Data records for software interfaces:
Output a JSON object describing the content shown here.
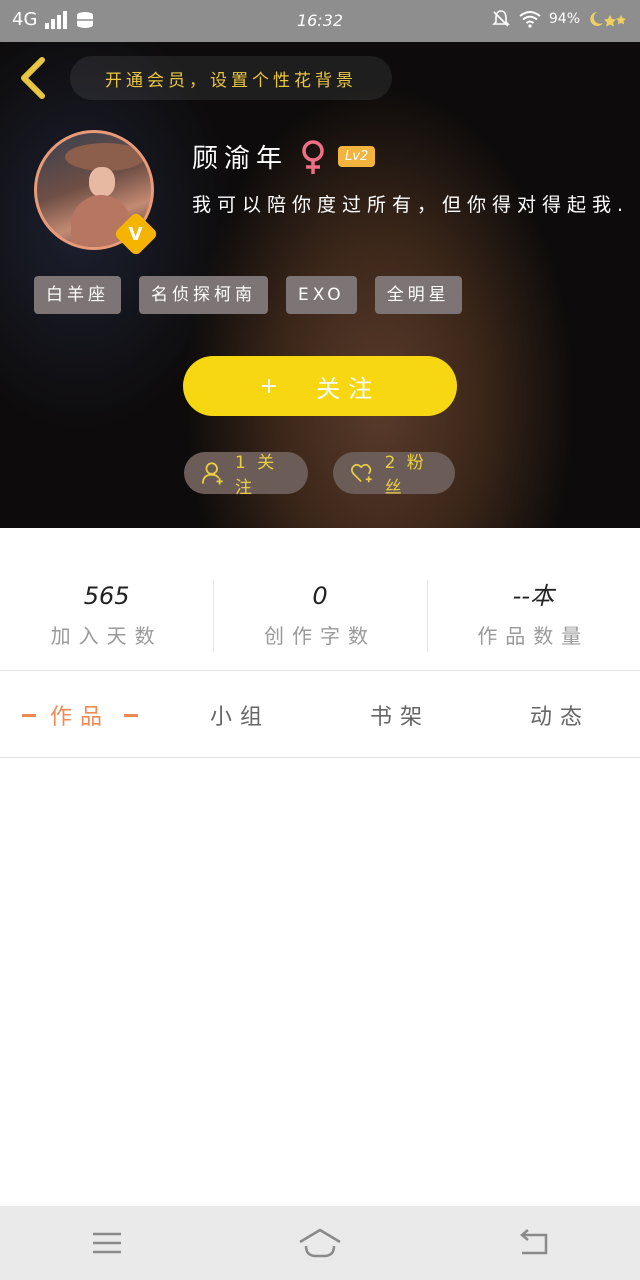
{
  "status_bar": {
    "network": "4G",
    "time": "16:32",
    "battery": "94%"
  },
  "header": {
    "vip_banner": "开通会员，设置个性花背景"
  },
  "profile": {
    "name": "顾渝年",
    "level": "Lv2",
    "badge": "V",
    "signature": "我可以陪你度过所有，但你得对得起我.",
    "tags": [
      "白羊座",
      "名侦探柯南",
      "EXO",
      "全明星"
    ]
  },
  "actions": {
    "follow_plus": "+",
    "follow_label": "关注",
    "following": "1 关注",
    "fans": "2 粉丝"
  },
  "stats": [
    {
      "value": "565",
      "label": "加入天数"
    },
    {
      "value": "0",
      "label": "创作字数"
    },
    {
      "value": "--本",
      "label": "作品数量"
    }
  ],
  "tabs": [
    {
      "label": "作品",
      "active": true
    },
    {
      "label": "小组",
      "active": false
    },
    {
      "label": "书架",
      "active": false
    },
    {
      "label": "动态",
      "active": false
    }
  ],
  "colors": {
    "accent": "#ef8a55",
    "follow": "#f7d712",
    "gold": "#e9cf43"
  }
}
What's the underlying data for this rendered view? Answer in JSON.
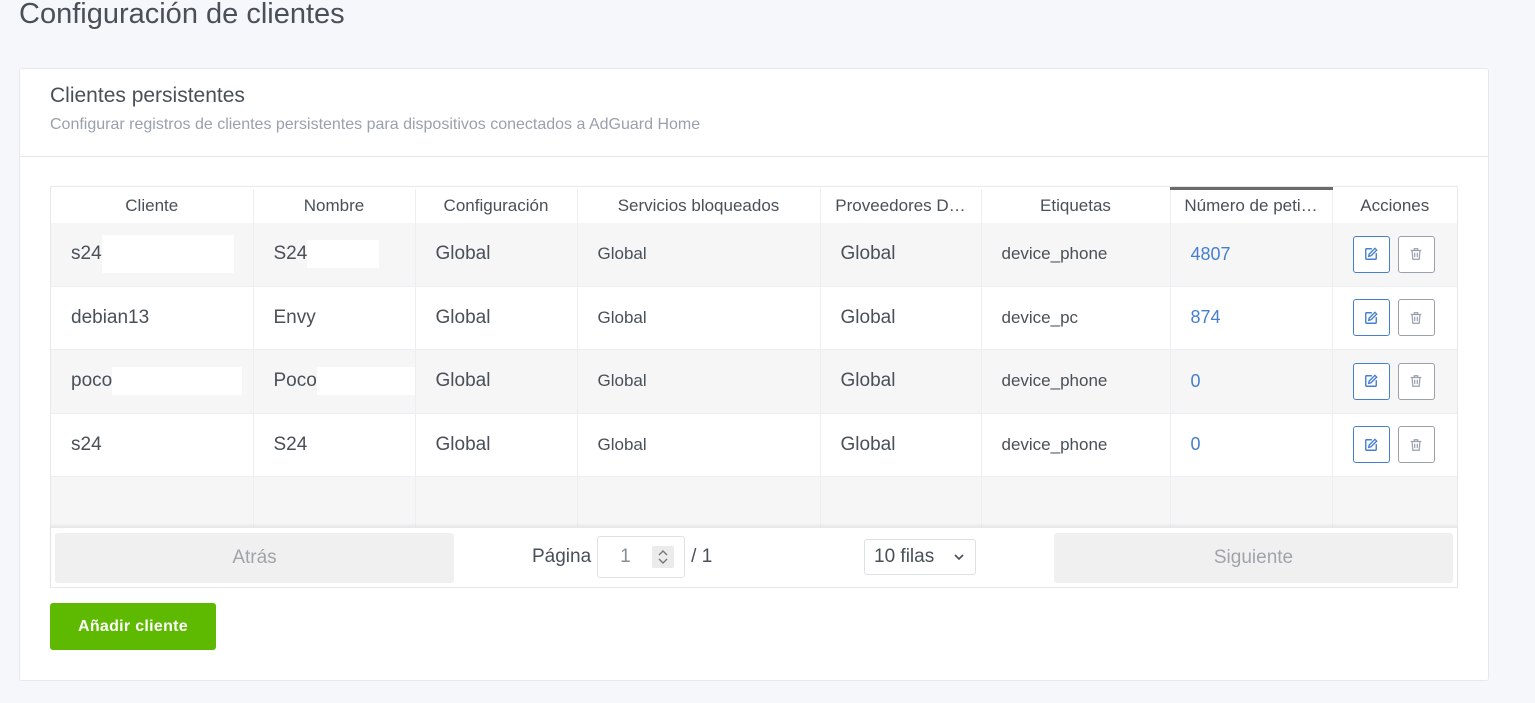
{
  "page": {
    "title": "Configuración de clientes"
  },
  "card": {
    "title": "Clientes persistentes",
    "subtitle": "Configurar registros de clientes persistentes para dispositivos conectados a AdGuard Home"
  },
  "table": {
    "columns": [
      "Cliente",
      "Nombre",
      "Configuración",
      "Servicios bloqueados",
      "Proveedores D…",
      "Etiquetas",
      "Número de peti…",
      "Acciones"
    ],
    "rows": [
      {
        "client": "s24",
        "name": "S24",
        "config": "Global",
        "services": "Global",
        "providers": "Global",
        "tags": "device_phone",
        "requests": "4807"
      },
      {
        "client": "debian13",
        "name": "Envy",
        "config": "Global",
        "services": "Global",
        "providers": "Global",
        "tags": "device_pc",
        "requests": "874"
      },
      {
        "client": "poco",
        "name": "Poco",
        "config": "Global",
        "services": "Global",
        "providers": "Global",
        "tags": "device_phone",
        "requests": "0"
      },
      {
        "client": "s24",
        "name": "S24",
        "config": "Global",
        "services": "Global",
        "providers": "Global",
        "tags": "device_phone",
        "requests": "0"
      }
    ]
  },
  "pagination": {
    "prev_label": "Atrás",
    "page_label": "Página",
    "page_value": "1",
    "total": "/ 1",
    "rows_option": "10 filas",
    "next_label": "Siguiente"
  },
  "add_button": "Añadir cliente",
  "icons": {
    "edit": "edit-icon",
    "delete": "trash-icon",
    "spinner": "spinner-icon",
    "dropdown": "chevron-down-icon"
  },
  "colors": {
    "accent": "#467fcf",
    "success": "#5eba00"
  }
}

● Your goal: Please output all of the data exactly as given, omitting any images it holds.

● Final answer:
Output a JSON object describing the content shown here.
{
  "status_bar": {
    "network": "4G",
    "time": "16:32",
    "battery": "94%"
  },
  "header": {
    "vip_banner": "开通会员，设置个性花背景"
  },
  "profile": {
    "name": "顾渝年",
    "level": "Lv2",
    "badge": "V",
    "signature": "我可以陪你度过所有，但你得对得起我.",
    "tags": [
      "白羊座",
      "名侦探柯南",
      "EXO",
      "全明星"
    ]
  },
  "actions": {
    "follow_plus": "+",
    "follow_label": "关注",
    "following": "1 关注",
    "fans": "2 粉丝"
  },
  "stats": [
    {
      "value": "565",
      "label": "加入天数"
    },
    {
      "value": "0",
      "label": "创作字数"
    },
    {
      "value": "--本",
      "label": "作品数量"
    }
  ],
  "tabs": [
    {
      "label": "作品",
      "active": true
    },
    {
      "label": "小组",
      "active": false
    },
    {
      "label": "书架",
      "active": false
    },
    {
      "label": "动态",
      "active": false
    }
  ],
  "colors": {
    "accent": "#ef8a55",
    "follow": "#f7d712",
    "gold": "#e9cf43"
  }
}
What's the underlying data for this rendered view? Answer in JSON.
{
  "page": {
    "title": "Configuración de clientes"
  },
  "card": {
    "title": "Clientes persistentes",
    "subtitle": "Configurar registros de clientes persistentes para dispositivos conectados a AdGuard Home"
  },
  "table": {
    "columns": [
      "Cliente",
      "Nombre",
      "Configuración",
      "Servicios bloqueados",
      "Proveedores D…",
      "Etiquetas",
      "Número de peti…",
      "Acciones"
    ],
    "rows": [
      {
        "client": "s24",
        "name": "S24",
        "config": "Global",
        "services": "Global",
        "providers": "Global",
        "tags": "device_phone",
        "requests": "4807"
      },
      {
        "client": "debian13",
        "name": "Envy",
        "config": "Global",
        "services": "Global",
        "providers": "Global",
        "tags": "device_pc",
        "requests": "874"
      },
      {
        "client": "poco",
        "name": "Poco",
        "config": "Global",
        "services": "Global",
        "providers": "Global",
        "tags": "device_phone",
        "requests": "0"
      },
      {
        "client": "s24",
        "name": "S24",
        "config": "Global",
        "services": "Global",
        "providers": "Global",
        "tags": "device_phone",
        "requests": "0"
      }
    ]
  },
  "pagination": {
    "prev_label": "Atrás",
    "page_label": "Página",
    "page_value": "1",
    "total": "/ 1",
    "rows_option": "10 filas",
    "next_label": "Siguiente"
  },
  "add_button": "Añadir cliente",
  "icons": {
    "edit": "edit-icon",
    "delete": "trash-icon",
    "spinner": "spinner-icon",
    "dropdown": "chevron-down-icon"
  },
  "colors": {
    "accent": "#467fcf",
    "success": "#5eba00"
  }
}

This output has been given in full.